USA Dallas FED Manufacturing Index (Nov.)

15:30

10:30am

 

3.6

Click to enlarge

Again Monday is not presenting us with much economic data. Any negative surprise on the U.S. data could put weight on the USD. On the contrary, positive surprises could lead to an USD appreciation.

Tuesday, November 26

Event

GMT Time

EST Time

Consensus

Previous

USA Housing Starts (Oct.)

13:30

8:30am

0.910M

0.891M

USA Building Permits (M-o-M) (Oct.)

13:30

8:30am

0.940M

0.918M

USA Consumer Confidence (Nov.)

15:00

10:00am

72.5

71.2

USA Housing Price Index (M-o-M) (Oct.)

15:00

10:00am

0.5%

0.3%

Click to enlarge

Tuesday data is expected to be generally positive. Again negative surprises would weigh on the USD while positive would support it. Consumer confidence is the most important indicator for the day so around the time of its release an increase of the volatility in the pair could be expected.

Wednesday, November 27

Event

GMT Time

EST Time

Consensus

Previous

EU Germany Gfk Consumer Confidence Survey (Dec.)

07:00

2:00am

7

7

USA Durable Goods Orders (Oct.)

13:30

8:30am

-1.5%

3.7%

USA Durable Goods Orders ex. Transportation (Oct.)

13:30

8:30am

0.2%

-0.1%

USA Initial Jobless Claims (Nov. 23)

13:30

8:30am

331K

323K

USA Chicago Purchasing Managers' Index (Nov.)

14:45

9:45am

62.0

65.9

USA Reuters/Michigan Consumer Sentiment Index (Nov.)

14:55

9:55am

73.1

73.2

USA CB Leading Indicator (Oct.)

15:00

10:00am

0.1%

0.7%

Click to enlarge

The data on U.S. durable goods is the most expected indicator for Wednesday. Market expects a decline and a positive surprise could add much support to the USD. The same is valid for the jobless claims and the other three leading indicators. In general, if the expected lower-than-previous values of the purchasing managers' index, the consumer sentiment and the leading indicators are confirmed, this would mean the future in front of the U.S. economy is not so bright as hoped for. This could have an USD negative effect.

Thursday, November 28

Event

GMT Time

EST Time

Consensus

Previous

USA Thanksgiving Day

24h

     

EU Germany Unemployment Change (Nov.)

08:55

3:55am

3K

2K

EU Germany Unemployment Rate (Nov.)

08:55

3:55am

6.9%

6.9%

EU M3 Money Supply (Y-o-Y) (Oct.)

09:00

4:00am

2.0%

2.1%

EU Consumer Confidence (Nov.)

10:00

5:00am

-14.5

-14.5

EU Economic Sentiment Indicator (Nov.)

10:00

5:00am

98.1

97.8

EU Germany Consumer Price Index (Y-o-Y) (Nov.) p

13:00

8:00am

1.2%

1.2%

Click to enlarge

Thursday is a holiday in the U.S. so only European data will be released.

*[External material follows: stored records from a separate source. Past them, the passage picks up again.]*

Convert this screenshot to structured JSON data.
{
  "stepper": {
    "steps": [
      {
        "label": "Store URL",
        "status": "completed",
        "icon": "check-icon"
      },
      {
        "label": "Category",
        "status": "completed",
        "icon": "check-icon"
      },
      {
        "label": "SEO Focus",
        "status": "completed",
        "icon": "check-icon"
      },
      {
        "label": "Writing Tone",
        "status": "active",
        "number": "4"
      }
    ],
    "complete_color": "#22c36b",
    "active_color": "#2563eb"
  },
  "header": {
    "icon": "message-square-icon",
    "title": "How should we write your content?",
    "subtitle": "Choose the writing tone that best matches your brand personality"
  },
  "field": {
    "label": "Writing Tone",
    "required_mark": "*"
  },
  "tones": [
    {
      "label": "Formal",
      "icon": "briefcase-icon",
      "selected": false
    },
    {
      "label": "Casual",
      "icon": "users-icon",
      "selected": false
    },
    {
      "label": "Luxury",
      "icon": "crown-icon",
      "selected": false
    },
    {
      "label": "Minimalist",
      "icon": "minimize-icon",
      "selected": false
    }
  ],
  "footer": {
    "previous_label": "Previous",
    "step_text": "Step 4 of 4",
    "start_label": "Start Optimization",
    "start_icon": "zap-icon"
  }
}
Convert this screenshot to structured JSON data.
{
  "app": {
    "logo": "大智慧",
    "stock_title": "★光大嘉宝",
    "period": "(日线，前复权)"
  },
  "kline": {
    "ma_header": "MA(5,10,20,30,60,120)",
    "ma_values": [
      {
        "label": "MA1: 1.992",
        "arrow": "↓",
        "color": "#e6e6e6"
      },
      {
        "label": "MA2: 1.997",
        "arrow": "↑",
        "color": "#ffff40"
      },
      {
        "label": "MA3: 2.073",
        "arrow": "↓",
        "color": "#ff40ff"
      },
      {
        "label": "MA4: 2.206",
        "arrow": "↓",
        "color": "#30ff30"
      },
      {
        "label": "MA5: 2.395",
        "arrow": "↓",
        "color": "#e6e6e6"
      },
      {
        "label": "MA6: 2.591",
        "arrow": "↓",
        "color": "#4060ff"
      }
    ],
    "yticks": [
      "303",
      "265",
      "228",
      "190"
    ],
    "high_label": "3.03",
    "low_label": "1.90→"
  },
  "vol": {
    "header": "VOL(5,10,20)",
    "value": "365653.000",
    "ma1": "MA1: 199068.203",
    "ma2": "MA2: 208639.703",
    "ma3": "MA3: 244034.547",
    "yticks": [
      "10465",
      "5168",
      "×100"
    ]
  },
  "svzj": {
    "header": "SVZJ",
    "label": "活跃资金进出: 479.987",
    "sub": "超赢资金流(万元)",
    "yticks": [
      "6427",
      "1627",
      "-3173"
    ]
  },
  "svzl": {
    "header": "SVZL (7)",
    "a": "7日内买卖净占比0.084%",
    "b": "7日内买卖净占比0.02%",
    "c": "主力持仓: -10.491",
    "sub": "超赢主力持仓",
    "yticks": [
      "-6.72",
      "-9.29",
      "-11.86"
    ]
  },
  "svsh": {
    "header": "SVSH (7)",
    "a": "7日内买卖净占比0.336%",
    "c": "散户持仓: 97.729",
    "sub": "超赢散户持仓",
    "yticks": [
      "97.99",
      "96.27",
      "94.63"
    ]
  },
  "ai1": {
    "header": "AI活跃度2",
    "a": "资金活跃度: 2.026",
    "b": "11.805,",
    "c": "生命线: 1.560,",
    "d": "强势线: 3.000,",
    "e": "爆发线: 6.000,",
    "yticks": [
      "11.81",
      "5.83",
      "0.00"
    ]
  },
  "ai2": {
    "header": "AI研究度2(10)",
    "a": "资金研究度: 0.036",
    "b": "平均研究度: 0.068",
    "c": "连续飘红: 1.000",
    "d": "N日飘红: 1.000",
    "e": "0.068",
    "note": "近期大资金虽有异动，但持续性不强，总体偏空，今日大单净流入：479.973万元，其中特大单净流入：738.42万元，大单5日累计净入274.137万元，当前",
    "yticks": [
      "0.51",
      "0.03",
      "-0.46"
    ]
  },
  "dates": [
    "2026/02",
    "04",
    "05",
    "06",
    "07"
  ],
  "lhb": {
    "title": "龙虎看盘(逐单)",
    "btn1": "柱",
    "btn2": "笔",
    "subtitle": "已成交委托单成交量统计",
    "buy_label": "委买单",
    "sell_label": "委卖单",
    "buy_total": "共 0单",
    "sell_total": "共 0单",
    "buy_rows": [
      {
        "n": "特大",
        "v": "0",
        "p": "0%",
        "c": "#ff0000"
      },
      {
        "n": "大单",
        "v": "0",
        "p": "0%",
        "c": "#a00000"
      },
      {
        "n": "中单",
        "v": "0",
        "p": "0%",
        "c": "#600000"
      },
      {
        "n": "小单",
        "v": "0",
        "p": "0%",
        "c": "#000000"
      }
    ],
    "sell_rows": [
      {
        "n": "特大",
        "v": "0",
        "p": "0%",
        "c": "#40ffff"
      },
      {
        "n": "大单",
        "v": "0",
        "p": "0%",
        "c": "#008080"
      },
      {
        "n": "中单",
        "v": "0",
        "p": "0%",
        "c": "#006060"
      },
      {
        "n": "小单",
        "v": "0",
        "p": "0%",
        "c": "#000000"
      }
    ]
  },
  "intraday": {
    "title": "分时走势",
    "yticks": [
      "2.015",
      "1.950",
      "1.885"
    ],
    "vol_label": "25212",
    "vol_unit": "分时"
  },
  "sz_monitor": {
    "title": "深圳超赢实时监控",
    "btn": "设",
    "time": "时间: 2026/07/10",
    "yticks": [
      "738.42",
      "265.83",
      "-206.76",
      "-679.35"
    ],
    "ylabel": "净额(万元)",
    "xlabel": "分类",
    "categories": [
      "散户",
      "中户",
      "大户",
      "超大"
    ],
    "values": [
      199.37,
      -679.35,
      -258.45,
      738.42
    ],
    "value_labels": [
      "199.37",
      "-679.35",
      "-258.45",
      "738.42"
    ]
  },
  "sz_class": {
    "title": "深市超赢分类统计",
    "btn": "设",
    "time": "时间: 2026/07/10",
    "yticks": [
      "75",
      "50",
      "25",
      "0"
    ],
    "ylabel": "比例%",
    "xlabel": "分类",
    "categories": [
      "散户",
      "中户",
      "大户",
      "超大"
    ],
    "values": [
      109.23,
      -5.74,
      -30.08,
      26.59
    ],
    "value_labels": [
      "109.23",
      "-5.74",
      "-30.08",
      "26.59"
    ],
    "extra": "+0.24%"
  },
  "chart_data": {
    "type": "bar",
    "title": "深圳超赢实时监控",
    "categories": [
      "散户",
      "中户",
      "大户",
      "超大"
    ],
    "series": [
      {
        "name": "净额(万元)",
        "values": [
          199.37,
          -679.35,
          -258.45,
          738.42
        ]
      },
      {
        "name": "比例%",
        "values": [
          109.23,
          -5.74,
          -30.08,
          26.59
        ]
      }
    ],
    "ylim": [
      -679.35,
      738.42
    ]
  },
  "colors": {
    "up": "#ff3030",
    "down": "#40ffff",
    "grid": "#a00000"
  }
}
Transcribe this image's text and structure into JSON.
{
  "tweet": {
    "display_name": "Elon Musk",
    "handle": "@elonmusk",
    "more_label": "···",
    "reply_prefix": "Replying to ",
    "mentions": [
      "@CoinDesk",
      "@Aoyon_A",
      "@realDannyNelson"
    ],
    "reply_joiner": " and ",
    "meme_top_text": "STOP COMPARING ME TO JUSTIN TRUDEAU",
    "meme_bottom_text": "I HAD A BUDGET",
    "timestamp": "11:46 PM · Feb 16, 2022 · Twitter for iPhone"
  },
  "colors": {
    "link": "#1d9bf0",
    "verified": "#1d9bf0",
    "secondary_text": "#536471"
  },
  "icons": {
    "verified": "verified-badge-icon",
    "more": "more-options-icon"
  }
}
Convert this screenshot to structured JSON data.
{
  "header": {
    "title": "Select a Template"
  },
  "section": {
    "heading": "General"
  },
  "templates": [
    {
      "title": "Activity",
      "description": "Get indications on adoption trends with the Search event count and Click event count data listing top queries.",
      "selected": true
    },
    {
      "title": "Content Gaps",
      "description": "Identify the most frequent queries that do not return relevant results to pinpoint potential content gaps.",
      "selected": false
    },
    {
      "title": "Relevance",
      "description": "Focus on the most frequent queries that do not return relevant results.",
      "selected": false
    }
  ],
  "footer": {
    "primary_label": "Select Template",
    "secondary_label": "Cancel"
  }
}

Moreover, the volatility could be lowered because of a smaller amount of participants in the market. On the other hand, the data from Europe is an important one so the day should not be neglected. Negative surprises on the Germany unemployment, the EU consumer confidence or economic sentiment indicator could put pressure on the single currency. A smaller-than-expected value of M3 money supply generally should be euro supportive because of a smaller amount of "wide" money in the EU economy and therefore smaller expectations of a higher inflation. If the inflationary expectations in Europe start to grow, whether due to a higher value of Germany's CPI data or due to a higher value of M3 supply, this could put some pressure on the ECB to tighten its monetary policy. This technically would be euro supportive.

Friday, November 29

Event

GMT Time

EST Time

Consensus

Previous

EU CPI (Y-o-Y) (Nov.) p

10:00

5:00am

0.8%

0.7%

EU Unemployment Rate (Oct.)

10:00

5:00am

12.2%

12.2%

Click to enlarge

The EU CPI data that we talked about on our Thursday's reflections is expected to be released on Friday. A higher-than-expected value could be euro supportive due to the already mentioned ECB considerations. Negative surprise on the unemployment could lead the European central bank to try to release even more its monetary easing policy which would be euro negative.

Disclosure: I have no positions in any stocks mentioned, and no plans to initiate any positions within the next 72 hours. I wrote this article myself, and it expresses my own opinions. I am not receiving compensation for it (other than from Seeking Alpha). I have no business relationship with any company whose stock is mentioned in this article.